Best selling author, speaker, pioneering researcher in the psychology of women, business consultant, and academic, Dr. Judith M. Bardwick, Ph.D. dies at 86.

Judy Bardwick began her career as an academic, first as a professor of psychology and then become the first female Associate Dean at the University of Michigan in 1977. She left academia in 1983 and brought her formidable intellect and energy to business. As a consultant, speaker, author, and board member she combined cutting edge-psychological research with practical business applications to optimize organizational performance, change organizational views and values, and help managers achieve financial and personal success. Her clients included 3M, BellSouth, HP, IBM, Johnson & Johnson, Merck, Motorola, National Steel, Northwest Airlines, and State Farm Insurance. She remained active throughout her life, became an active blogger, was scheduled to be a Senior Lecturer at Leipzig Graduate School of Management in Berlin, Germany starting this fall, and was working to finish a new book at the time of her death.

Dr. Bardwick was a superlative student, graduating from the Bronx Science High School (1951), obtained a B.S. from Purdue University (1954), a M.S. in one year from Cornell (1955), and a Ph.D. from the University of Michigan (1964). She had the unusual distinction of being elected Phi Beta Kappa from two universities (Purdue and the University of Michigan), an honor she held along with Franklin D. Roosevelt. She was a Fellow of the American Psychological Association, the Society of Fellows at the University of Michigan, and other leading professional organizations.

Dr. Bardwick was a superlative student, graduating from the Bronx Science High School (1951), obtained a B.S. from Purdue University (1954), a M.S. in one year from Cornell (1955), and a Ph.D. from the University of Michigan (1964). She had the unusual distinction of being elected Phi Beta Kappa from two universities (Purdue and the University of Michigan), an honor she held along with Franklin D. Roosevelt. She was a Fellow of the American Psychological Association, the Society of Fellows at the University of Michigan, and other leading professional organizations.

Her publications include many books and hundreds of journal articles, papers, and book chapters. She published the groundbreaking Psychology of Women in 1971 which was the first post-psychoanalytical book on the subject. Several of her books including Danger in the Comfort Zone and In Praise of Good Business became bestsellers in multiple languages. One Foot Out the Door was selected as the #1 Human Resources/Organizational Developmental Book of 2007.

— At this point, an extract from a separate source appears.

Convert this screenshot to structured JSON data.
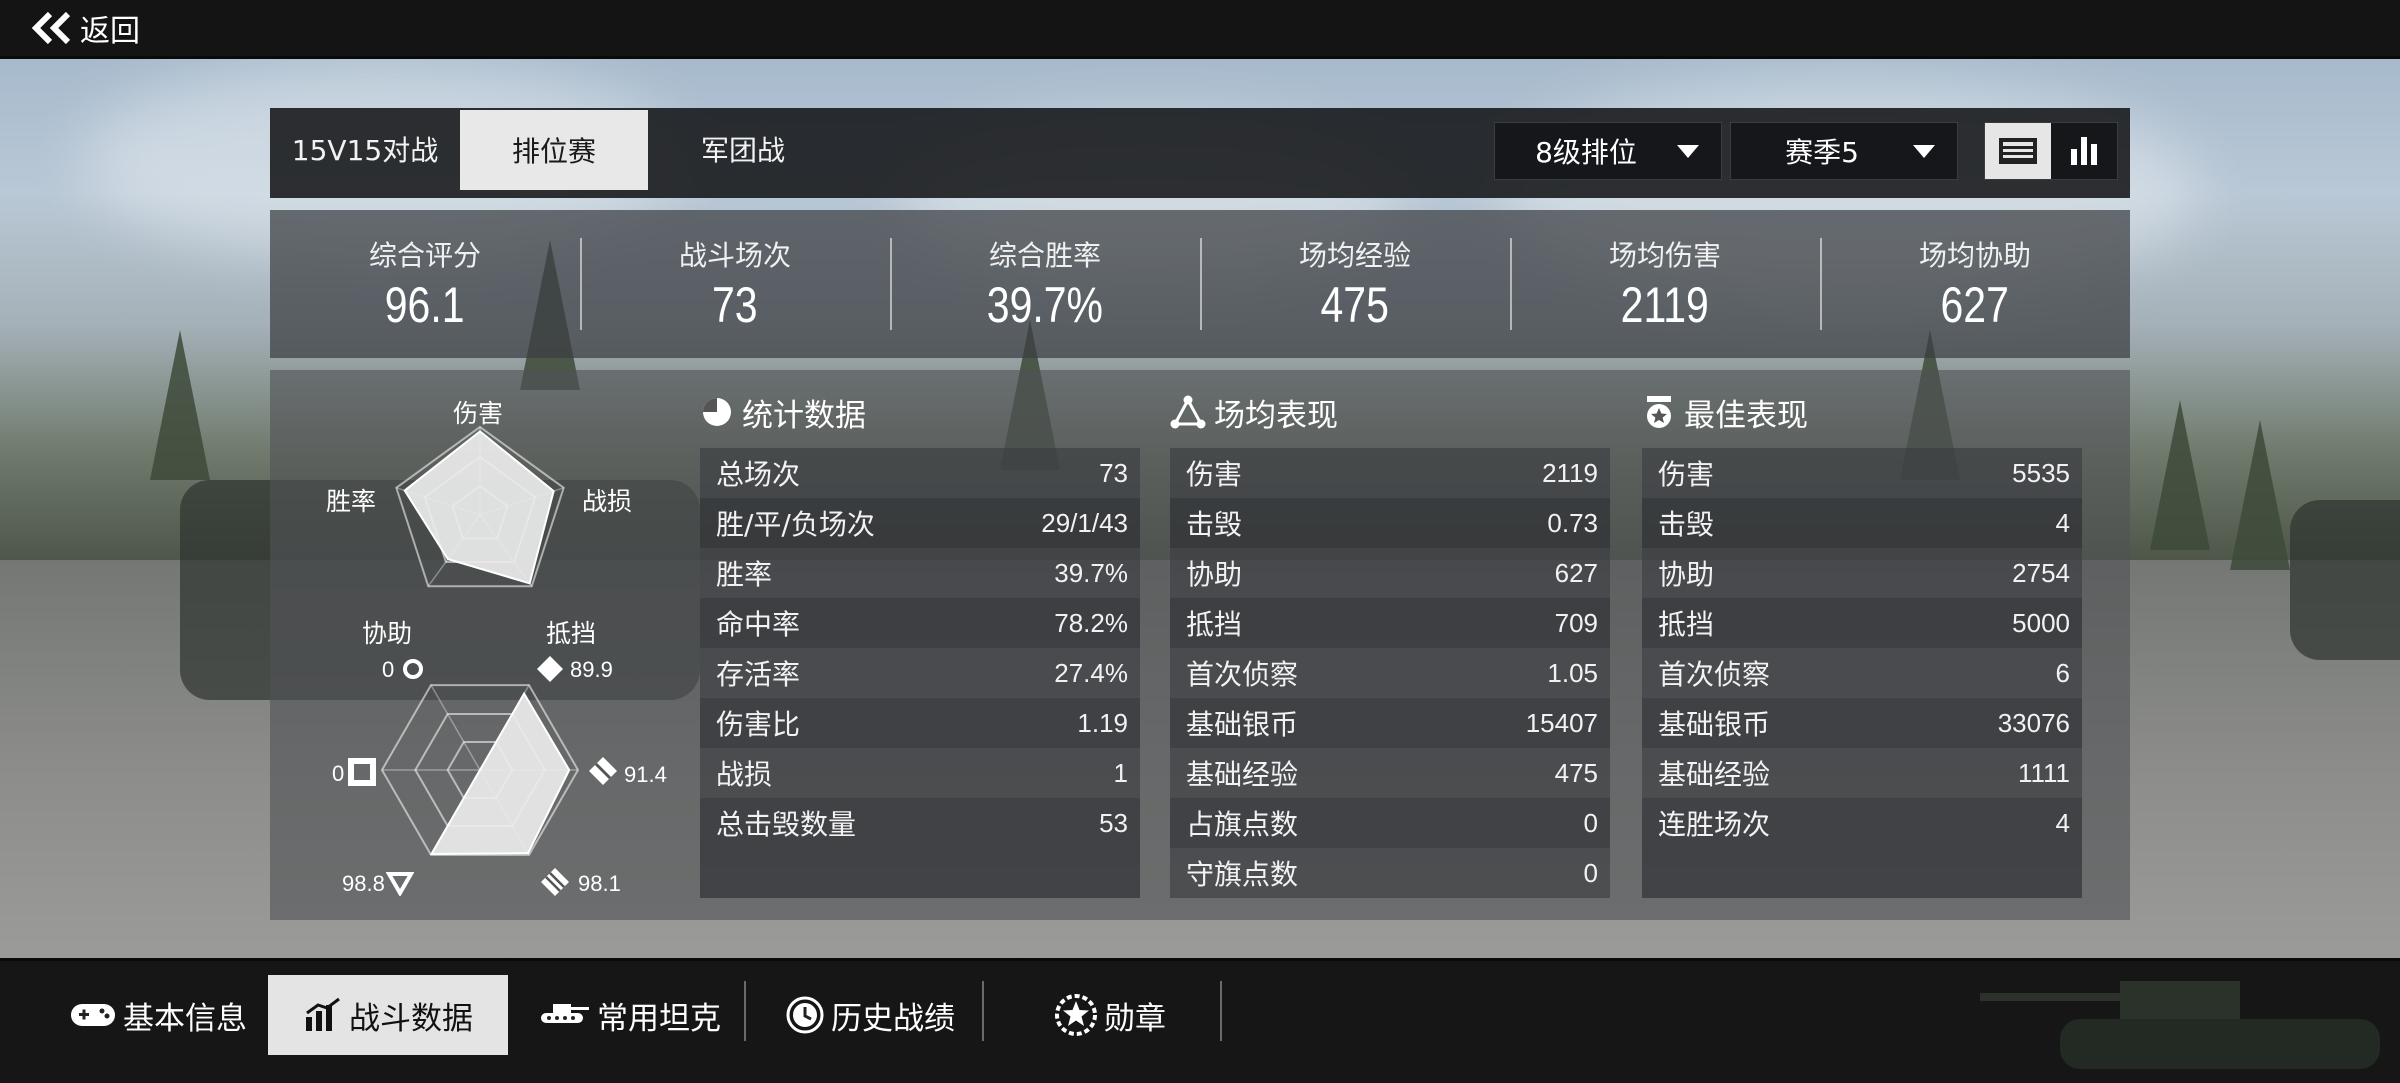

Few people embody the phrase “force of nature” more than Dr. Bardwick and her energy and interests extended significantly beyond her professional accomplishments. She was an adventurer, lived in and gave birth to her first child in Okinawa, traveled for a year throughout Latin America in a motor home with her family in the early 1970s, had a special love for her hometown of New York City, and continued to travel extensively until her death. She was also a highly accomplished chef, fashionista, lifelong yoga practitioner, and knew and loved the arts.

Dr. Bardwick is survived by her partner and best friend, Bradley Glasco, her brother Stephen Hardis, her children Jennifer Ahearn, J. Peter Barwick, and Dee Bardwick, and her grandchildren, Rachel Ahearn, Grace Bardwick, Josh Bardwick, and Jasper Bardwick McGlone.

Real confidence comes from knowing and accepting yourself – your strengths and your limitations – in contrast to depending on affirmation from others. – Dr. Judith M. Bardwick